Bottas needs to convince Mercedes to give him a new deal for next year. Hamilton, meanwhile, is stalling on signing a new one even though an offer is in place. Hamilton was again asked about his contract situation on Wednesday, and maintains he’s in no hurry.

“There isn’t any sticking point. There just hasn’t been any rush,” Hamilton said. “There’s no discussion with anybody else, there’s no consideration for anybody else, it’s just (me) taking my time.”

But Bottas would like Hamilton’s future cleared up.

“For sure I would. First of all, I would like to stay here. That is my goal for the long term. It would be nice if Lewis wants to stay and finds an agreement,” Bottas said at the Mercedes motorhome. “I enjoy working with him, I enjoy the challenge he gives me. I enjoy the fact he’s four-time world champion and at the moment I’m none. It makes me try harder to be better.

“It wouldn’t change my mind that I want to stay here, but I think we work well together,” he added.

Last season was their first together. Bottas was drafted in from Williams as an emergency replacement after Nico Rosberg retired. He won three races but he stood out more as the ideal support driver as Hamilton reclaimed the F1 title.

Bottas understands Mercedes expects improvement.

“We had a chat before the season and naturally we expect performance gains compared to last year, being closer to Lewis,” Bottas said. “That’s what you need to do in the second season.”

However, Bottas says he has not been set a specific target in terms of points or where he finishes overall.

“There’s no magic number,” he said. “There’s no clause or anything, so it’s how the team feels I’m performing.”

Bottas finished third overall last year behind Ferrari driver Sebastian Vettel and Hamilton.

He is in the same overall position – 20 points behind Vettel and 37 adrift of Hamilton – heading into this weekend’s Monaco Grand Prix.

The Finnish driver would be closer if not for a dramatic finish at the Azerbaijan GP last month. With victory seemingly guaranteed, he sustained a tire puncture and ended up with no points. He bounced back with a fine drive for second place in Spain two weeks ago.
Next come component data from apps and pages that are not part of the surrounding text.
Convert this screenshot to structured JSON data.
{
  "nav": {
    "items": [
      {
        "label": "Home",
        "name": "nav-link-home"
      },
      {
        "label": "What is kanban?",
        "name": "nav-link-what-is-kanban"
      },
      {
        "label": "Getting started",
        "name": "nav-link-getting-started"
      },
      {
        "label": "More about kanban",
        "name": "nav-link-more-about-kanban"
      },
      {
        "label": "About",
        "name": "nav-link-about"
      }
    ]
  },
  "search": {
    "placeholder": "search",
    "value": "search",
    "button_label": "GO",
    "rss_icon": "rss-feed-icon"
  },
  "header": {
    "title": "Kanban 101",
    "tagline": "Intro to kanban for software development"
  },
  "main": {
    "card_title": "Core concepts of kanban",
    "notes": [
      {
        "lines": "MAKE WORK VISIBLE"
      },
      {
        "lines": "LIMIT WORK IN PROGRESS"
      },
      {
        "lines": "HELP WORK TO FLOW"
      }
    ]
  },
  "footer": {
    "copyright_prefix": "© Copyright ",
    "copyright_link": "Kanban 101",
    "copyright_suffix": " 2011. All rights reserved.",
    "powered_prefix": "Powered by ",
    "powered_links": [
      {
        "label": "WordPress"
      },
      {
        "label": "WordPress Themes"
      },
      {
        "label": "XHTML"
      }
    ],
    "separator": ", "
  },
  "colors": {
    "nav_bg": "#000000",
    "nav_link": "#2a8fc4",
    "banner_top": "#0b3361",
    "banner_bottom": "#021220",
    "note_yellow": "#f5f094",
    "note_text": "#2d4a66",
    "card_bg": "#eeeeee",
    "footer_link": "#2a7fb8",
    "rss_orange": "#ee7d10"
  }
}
“I feel like I’ve met my performance targets. Pace-wise I’m on the level I need, but result-wise I’m not happy,” Bottas said. “It’s been strange. But I know if I keep improving very good things will come.”

He has faced a considerable amount of criticism with observers questioning whether he can compete at the top level. Yet driving under the constant pressure of having a point to prove has also made him more resilient.
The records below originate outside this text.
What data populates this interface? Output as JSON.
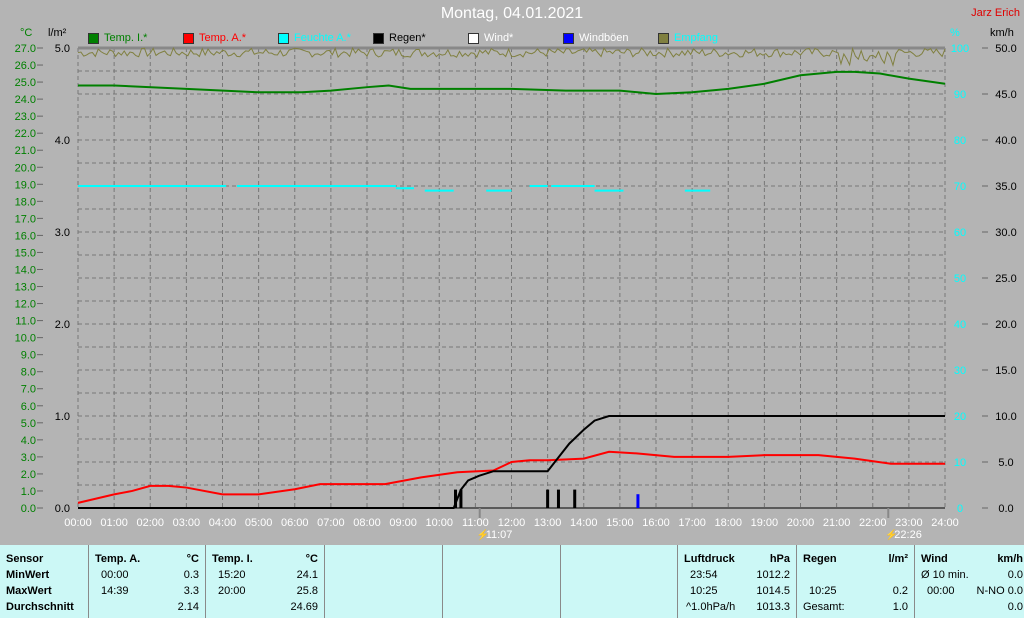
{
  "title": "Montag, 04.01.2021",
  "author": "Jarz Erich",
  "units": {
    "temp": "°C",
    "rain": "l/m²",
    "hum": "%",
    "wind": "km/h"
  },
  "legend": [
    {
      "label": "Temp. I.*",
      "color": "#008000"
    },
    {
      "label": "Temp. A.*",
      "color": "#ff0000"
    },
    {
      "label": "Feuchte A.*",
      "color": "#00ffff"
    },
    {
      "label": "Regen*",
      "color": "#000000"
    },
    {
      "label": "Wind*",
      "color": "#ffffff"
    },
    {
      "label": "Windböen",
      "color": "#0000ff"
    },
    {
      "label": "Empfang",
      "color": "#808040"
    }
  ],
  "markers": [
    {
      "time": "11:07",
      "hour": 11.12
    },
    {
      "time": "22:26",
      "hour": 22.43
    }
  ],
  "chart_data": {
    "type": "line",
    "x_ticks": [
      "00:00",
      "01:00",
      "02:00",
      "03:00",
      "04:00",
      "05:00",
      "06:00",
      "07:00",
      "08:00",
      "09:00",
      "10:00",
      "11:00",
      "12:00",
      "13:00",
      "14:00",
      "15:00",
      "16:00",
      "17:00",
      "18:00",
      "19:00",
      "20:00",
      "21:00",
      "22:00",
      "23:00",
      "24:00"
    ],
    "axes": {
      "temp_c": [
        0,
        27
      ],
      "rain_lm2": [
        0,
        5
      ],
      "humidity_pct": [
        0,
        100
      ],
      "wind_kmh": [
        0,
        50
      ]
    },
    "series": [
      {
        "name": "Temp. I.*",
        "axis": "temp_c",
        "color": "#008000",
        "points": [
          [
            0,
            24.8
          ],
          [
            1,
            24.8
          ],
          [
            3,
            24.6
          ],
          [
            5,
            24.4
          ],
          [
            6.2,
            24.4
          ],
          [
            7,
            24.5
          ],
          [
            8,
            24.7
          ],
          [
            8.6,
            24.8
          ],
          [
            9.2,
            24.6
          ],
          [
            10,
            24.6
          ],
          [
            12,
            24.6
          ],
          [
            13.5,
            24.5
          ],
          [
            15,
            24.5
          ],
          [
            16,
            24.3
          ],
          [
            17,
            24.4
          ],
          [
            18,
            24.6
          ],
          [
            19,
            24.9
          ],
          [
            20,
            25.4
          ],
          [
            21,
            25.6
          ],
          [
            21.5,
            25.6
          ],
          [
            22.2,
            25.5
          ],
          [
            23,
            25.2
          ],
          [
            24,
            24.9
          ]
        ]
      },
      {
        "name": "Temp. A.*",
        "axis": "temp_c",
        "color": "#ff0000",
        "points": [
          [
            0,
            0.3
          ],
          [
            1,
            0.8
          ],
          [
            1.5,
            1.0
          ],
          [
            2,
            1.3
          ],
          [
            2.5,
            1.3
          ],
          [
            3,
            1.2
          ],
          [
            4,
            0.8
          ],
          [
            5,
            0.8
          ],
          [
            6,
            1.1
          ],
          [
            6.7,
            1.4
          ],
          [
            8.5,
            1.4
          ],
          [
            9.5,
            1.8
          ],
          [
            10.5,
            2.1
          ],
          [
            11.5,
            2.2
          ],
          [
            12,
            2.7
          ],
          [
            12.5,
            2.8
          ],
          [
            13,
            2.8
          ],
          [
            14,
            2.9
          ],
          [
            14.7,
            3.3
          ],
          [
            15.5,
            3.2
          ],
          [
            16.5,
            3.0
          ],
          [
            18,
            3.0
          ],
          [
            19,
            3.1
          ],
          [
            20.5,
            3.1
          ],
          [
            21.5,
            2.9
          ],
          [
            22.5,
            2.6
          ],
          [
            24,
            2.6
          ]
        ]
      },
      {
        "name": "Regen*",
        "axis": "rain_lm2",
        "color": "#000000",
        "points": [
          [
            0,
            0
          ],
          [
            10.4,
            0
          ],
          [
            10.6,
            0.2
          ],
          [
            10.8,
            0.3
          ],
          [
            11.1,
            0.35
          ],
          [
            11.5,
            0.4
          ],
          [
            13,
            0.4
          ],
          [
            13.3,
            0.55
          ],
          [
            13.6,
            0.7
          ],
          [
            14,
            0.85
          ],
          [
            14.3,
            0.95
          ],
          [
            14.7,
            1.0
          ],
          [
            24,
            1.0
          ]
        ]
      },
      {
        "name": "Regen bars",
        "axis": "rain_lm2",
        "color": "#000000",
        "bars": [
          [
            10.45,
            0.2
          ],
          [
            10.6,
            0.2
          ],
          [
            13.0,
            0.2
          ],
          [
            13.3,
            0.2
          ],
          [
            13.75,
            0.2
          ]
        ]
      },
      {
        "name": "Feuchte A.*",
        "axis": "humidity_pct",
        "color": "#00ffff",
        "segments": [
          [
            0,
            4.1,
            70
          ],
          [
            4.4,
            8.8,
            70
          ],
          [
            8.8,
            9.3,
            69.5
          ],
          [
            9.6,
            10.4,
            69
          ],
          [
            11.3,
            12.0,
            69
          ],
          [
            12.5,
            13.0,
            70
          ],
          [
            13.1,
            14.3,
            70
          ],
          [
            14.3,
            15.1,
            69
          ],
          [
            16.8,
            17.5,
            69
          ]
        ]
      },
      {
        "name": "Windböen",
        "axis": "wind_kmh",
        "color": "#0000ff",
        "bars": [
          [
            15.5,
            1.5
          ]
        ]
      },
      {
        "name": "Empfang",
        "axis": "humidity_pct",
        "color": "#808040",
        "noise": [
          96,
          100
        ]
      }
    ]
  },
  "table": {
    "sensor": {
      "header": "Sensor",
      "rows": [
        "MinWert",
        "MaxWert",
        "Durchschnitt"
      ]
    },
    "temp_a": {
      "header": "Temp. A.",
      "unit": "°C",
      "min_time": "00:00",
      "min": "0.3",
      "max_time": "14:39",
      "max": "3.3",
      "avg": "2.14"
    },
    "temp_i": {
      "header": "Temp. I.",
      "unit": "°C",
      "min_time": "15:20",
      "min": "24.1",
      "max_time": "20:00",
      "max": "25.8",
      "avg": "24.69"
    },
    "pressure": {
      "header": "Luftdruck",
      "unit": "hPa",
      "min_time": "23:54",
      "min": "1012.2",
      "max_time": "10:25",
      "max": "1014.5",
      "trend_label": "^1.0hPa/h",
      "avg": "1013.3"
    },
    "rain": {
      "header": "Regen",
      "unit": "l/m²",
      "max_time": "10:25",
      "max": "0.2",
      "total_label": "Gesamt:",
      "total": "1.0"
    },
    "wind": {
      "header": "Wind",
      "unit": "km/h",
      "min_label": "Ø 10 min.",
      "min": "0.0",
      "max_time": "00:00",
      "max": "N-NO 0.0",
      "avg": "0.0"
    }
  }
}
“For sure it makes you tougher and better,” he said. “From each difficult weekend, I feel I’ve been able to turn it (around).”